Alekhine - Bogoljubov. 1934.
Which also includes one of the most under-appreciated chess players. Efim Bogoljubov.
Often cited as 'The Exibition Match' one year later Alekhine lost his
title to the unfancied Euwe and everyone blamed alcoholism and poor form.
The seeds for that 1935 defeat were sown in that 1934 match.
Alekhine was there for the taking.
Bogoljubov for some reason was not just up to it. Alekhine had the indian sign on him.
The only time you hear about this match is when people are talking
about Petrosian defending his World Title v Spassky in 1966.
"Petrosian was the first World Champion to win a title match while
champion since Alekhine beat Bogoljubov in 1934."
Same people often then repeat that Alekhine won the match easily.
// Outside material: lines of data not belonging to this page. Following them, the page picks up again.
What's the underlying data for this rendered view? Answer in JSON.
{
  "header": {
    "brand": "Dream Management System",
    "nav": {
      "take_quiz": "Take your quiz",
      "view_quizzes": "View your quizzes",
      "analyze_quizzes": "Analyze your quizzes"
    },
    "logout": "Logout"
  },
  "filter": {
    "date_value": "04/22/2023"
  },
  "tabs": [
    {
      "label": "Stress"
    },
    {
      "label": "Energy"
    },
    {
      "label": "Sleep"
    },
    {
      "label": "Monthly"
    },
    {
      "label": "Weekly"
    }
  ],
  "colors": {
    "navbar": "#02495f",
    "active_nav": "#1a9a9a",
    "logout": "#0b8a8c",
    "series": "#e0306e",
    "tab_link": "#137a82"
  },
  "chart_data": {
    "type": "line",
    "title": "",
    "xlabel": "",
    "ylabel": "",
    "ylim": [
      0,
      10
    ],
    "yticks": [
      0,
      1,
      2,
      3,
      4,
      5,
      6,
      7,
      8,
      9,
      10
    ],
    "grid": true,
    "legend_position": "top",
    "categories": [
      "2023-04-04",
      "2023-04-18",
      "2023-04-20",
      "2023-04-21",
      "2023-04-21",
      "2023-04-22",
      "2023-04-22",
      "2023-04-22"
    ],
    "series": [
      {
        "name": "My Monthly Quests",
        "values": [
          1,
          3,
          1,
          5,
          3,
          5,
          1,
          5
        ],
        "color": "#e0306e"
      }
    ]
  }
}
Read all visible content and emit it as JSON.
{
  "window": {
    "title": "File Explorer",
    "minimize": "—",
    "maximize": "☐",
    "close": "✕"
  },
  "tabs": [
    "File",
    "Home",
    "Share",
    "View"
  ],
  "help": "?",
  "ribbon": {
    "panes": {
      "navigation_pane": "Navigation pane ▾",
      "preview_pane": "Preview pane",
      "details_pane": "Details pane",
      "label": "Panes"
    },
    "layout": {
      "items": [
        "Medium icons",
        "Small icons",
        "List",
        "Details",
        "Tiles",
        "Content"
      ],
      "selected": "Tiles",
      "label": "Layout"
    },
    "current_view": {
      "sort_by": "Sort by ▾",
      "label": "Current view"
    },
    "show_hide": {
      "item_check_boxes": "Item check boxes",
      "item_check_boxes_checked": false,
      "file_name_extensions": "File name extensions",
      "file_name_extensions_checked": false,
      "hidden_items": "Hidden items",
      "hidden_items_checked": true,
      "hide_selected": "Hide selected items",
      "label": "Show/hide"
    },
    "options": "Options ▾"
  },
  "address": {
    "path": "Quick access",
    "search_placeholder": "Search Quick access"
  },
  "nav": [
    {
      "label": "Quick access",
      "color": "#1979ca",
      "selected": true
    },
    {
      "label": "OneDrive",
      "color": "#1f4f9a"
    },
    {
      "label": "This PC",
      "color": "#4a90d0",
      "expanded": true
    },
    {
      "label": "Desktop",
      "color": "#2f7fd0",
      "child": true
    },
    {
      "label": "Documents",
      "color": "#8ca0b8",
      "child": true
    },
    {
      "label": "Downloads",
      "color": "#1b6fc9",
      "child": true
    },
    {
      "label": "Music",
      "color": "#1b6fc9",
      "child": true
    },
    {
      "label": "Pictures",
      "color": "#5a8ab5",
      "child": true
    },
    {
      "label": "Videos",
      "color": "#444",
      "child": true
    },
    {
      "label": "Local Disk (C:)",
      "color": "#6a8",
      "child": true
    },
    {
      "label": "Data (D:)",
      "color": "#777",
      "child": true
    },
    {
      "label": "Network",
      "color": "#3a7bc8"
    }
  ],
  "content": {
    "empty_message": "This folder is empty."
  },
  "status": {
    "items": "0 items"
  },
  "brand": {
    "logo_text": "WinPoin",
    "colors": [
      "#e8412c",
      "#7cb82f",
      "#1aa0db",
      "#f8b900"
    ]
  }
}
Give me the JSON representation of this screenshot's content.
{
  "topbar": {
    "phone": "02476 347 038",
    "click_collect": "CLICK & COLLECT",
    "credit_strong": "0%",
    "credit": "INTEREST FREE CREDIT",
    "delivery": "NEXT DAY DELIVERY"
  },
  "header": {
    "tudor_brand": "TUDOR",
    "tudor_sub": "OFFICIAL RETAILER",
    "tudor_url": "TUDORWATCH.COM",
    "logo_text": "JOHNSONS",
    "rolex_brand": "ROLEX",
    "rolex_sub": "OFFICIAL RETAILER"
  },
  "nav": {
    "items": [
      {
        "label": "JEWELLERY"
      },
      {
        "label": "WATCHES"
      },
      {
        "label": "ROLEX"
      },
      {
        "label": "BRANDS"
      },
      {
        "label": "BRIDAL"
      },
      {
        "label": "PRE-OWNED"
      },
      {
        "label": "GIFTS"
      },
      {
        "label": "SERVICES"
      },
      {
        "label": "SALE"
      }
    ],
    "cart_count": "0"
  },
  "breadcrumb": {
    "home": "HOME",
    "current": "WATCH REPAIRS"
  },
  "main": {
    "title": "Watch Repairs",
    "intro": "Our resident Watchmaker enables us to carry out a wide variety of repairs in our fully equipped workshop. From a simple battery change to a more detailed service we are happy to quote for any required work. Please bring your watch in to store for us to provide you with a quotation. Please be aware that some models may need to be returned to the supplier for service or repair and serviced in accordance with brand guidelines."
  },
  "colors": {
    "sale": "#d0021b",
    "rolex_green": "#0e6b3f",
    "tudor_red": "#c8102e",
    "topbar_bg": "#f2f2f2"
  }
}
Not true. Alekhine took some incredible risks and called on his ingenuity
to get him out of trouble. (including a slight bending of the rules in Game 1).
In the first game in a lost position Alekhine mistakenly claimed a 3 fold-rep.
The arbiter agreed and a draw was declared. Bogoljubov did not object
and it was soon pointed out the declaration was unsound.
This set the scene for the match.
Alekhine going right to the brink of defeat and Bogoljubov failing to push him over.
Bogoljubov came so close to winning the World Title.
He had some wonderful winning positions but blew them.
Alekhine plays some imaginative and risky chess.
Not a match for the puritans, the truth seekers, but good fun.